Items from a dataset:
# # # # # # #

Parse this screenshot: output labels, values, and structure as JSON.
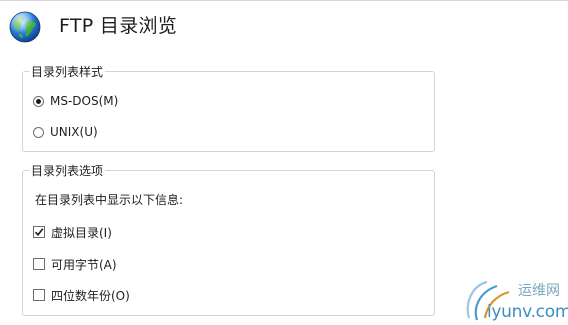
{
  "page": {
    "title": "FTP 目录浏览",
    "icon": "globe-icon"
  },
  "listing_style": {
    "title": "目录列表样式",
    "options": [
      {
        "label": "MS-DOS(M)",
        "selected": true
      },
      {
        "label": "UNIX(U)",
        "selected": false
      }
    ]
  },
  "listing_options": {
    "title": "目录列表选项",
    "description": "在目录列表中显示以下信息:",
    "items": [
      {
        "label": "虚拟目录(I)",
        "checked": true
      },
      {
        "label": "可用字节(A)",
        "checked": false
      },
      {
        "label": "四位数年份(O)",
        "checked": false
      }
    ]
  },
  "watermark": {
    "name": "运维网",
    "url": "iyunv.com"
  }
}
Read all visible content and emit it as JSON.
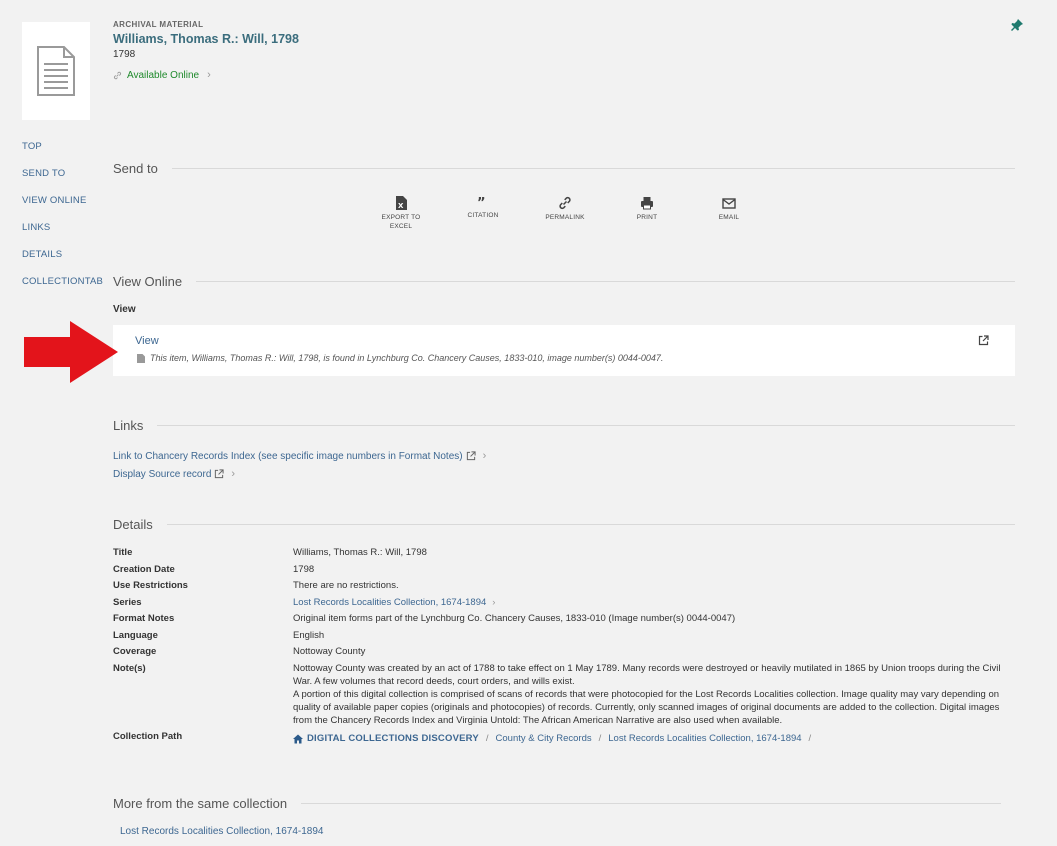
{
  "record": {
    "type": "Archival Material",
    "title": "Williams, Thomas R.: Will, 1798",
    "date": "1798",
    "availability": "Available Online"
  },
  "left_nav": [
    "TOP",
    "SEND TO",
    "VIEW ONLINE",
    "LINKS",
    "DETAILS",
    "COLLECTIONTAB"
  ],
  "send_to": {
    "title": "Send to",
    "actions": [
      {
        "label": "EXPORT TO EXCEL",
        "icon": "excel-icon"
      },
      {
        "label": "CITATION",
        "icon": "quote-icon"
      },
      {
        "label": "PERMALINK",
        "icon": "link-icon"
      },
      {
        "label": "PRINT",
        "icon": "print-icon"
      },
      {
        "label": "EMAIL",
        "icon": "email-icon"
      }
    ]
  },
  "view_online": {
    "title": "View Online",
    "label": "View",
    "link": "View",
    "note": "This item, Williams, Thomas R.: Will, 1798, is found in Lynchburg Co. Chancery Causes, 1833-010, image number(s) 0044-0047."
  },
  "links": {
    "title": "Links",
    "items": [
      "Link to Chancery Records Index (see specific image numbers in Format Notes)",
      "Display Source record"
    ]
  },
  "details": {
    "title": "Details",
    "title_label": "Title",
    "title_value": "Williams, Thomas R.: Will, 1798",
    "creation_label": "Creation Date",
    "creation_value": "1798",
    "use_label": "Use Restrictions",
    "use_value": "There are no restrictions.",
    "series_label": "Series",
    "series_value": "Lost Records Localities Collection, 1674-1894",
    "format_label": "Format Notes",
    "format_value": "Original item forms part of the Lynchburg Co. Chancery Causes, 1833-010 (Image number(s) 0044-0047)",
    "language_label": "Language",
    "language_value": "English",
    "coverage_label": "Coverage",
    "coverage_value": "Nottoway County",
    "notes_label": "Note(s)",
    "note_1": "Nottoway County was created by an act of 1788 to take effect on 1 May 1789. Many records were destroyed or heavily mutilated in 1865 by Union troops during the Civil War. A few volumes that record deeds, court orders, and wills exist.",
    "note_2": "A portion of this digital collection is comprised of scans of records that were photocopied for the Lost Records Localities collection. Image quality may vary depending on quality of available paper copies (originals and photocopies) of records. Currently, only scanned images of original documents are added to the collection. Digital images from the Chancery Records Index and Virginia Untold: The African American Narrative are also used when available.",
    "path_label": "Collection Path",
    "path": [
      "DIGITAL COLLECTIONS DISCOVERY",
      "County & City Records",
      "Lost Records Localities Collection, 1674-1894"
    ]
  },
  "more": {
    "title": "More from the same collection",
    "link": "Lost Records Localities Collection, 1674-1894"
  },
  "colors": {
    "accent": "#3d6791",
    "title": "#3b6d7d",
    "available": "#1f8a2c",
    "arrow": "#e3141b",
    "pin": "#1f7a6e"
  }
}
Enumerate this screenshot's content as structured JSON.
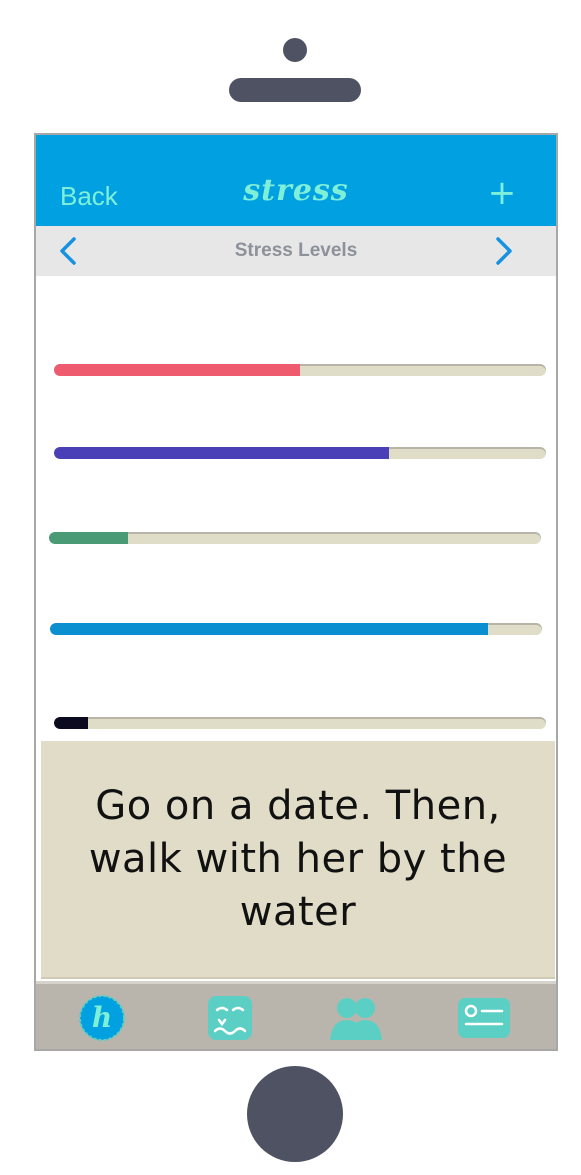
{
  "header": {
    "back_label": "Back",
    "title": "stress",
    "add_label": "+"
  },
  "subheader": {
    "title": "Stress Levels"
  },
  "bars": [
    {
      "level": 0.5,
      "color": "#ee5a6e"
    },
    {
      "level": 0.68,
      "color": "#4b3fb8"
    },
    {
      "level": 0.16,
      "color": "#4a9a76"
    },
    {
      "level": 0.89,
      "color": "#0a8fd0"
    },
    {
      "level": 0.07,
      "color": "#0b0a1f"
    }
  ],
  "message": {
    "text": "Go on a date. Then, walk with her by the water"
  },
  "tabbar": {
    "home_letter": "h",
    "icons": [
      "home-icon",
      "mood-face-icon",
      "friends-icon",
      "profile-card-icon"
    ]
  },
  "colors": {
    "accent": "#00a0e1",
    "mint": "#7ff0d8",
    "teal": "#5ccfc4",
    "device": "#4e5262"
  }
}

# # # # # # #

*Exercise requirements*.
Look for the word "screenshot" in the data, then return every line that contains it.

*Written response*.
Parse this screenshot: output labels, values, and structure as JSON.
Enumerate this screenshot's content as structured JSON.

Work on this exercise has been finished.